--- Dataset excerpts ---

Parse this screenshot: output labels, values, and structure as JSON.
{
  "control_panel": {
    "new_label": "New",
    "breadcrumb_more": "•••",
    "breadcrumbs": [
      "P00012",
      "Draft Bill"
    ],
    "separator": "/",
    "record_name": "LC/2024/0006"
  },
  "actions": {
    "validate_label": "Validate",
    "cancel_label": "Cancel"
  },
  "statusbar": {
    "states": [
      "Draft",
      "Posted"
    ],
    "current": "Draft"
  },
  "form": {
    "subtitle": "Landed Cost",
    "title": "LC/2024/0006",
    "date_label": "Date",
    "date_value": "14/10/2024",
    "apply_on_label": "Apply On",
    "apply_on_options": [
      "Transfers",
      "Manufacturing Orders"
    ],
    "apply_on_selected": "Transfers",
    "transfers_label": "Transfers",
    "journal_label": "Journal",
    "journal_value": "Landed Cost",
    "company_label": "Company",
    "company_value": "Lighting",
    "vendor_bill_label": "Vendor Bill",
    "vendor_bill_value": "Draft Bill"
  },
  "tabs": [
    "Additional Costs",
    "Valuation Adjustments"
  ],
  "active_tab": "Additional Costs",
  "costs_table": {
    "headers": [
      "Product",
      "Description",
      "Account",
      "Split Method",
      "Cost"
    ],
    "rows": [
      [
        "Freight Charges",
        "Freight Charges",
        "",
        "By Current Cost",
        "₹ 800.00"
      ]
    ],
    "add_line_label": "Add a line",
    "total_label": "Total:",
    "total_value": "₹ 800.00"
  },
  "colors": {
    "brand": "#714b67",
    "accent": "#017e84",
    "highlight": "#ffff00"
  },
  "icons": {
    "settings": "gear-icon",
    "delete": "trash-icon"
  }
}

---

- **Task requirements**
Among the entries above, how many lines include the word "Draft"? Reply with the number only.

- **Answer box**
4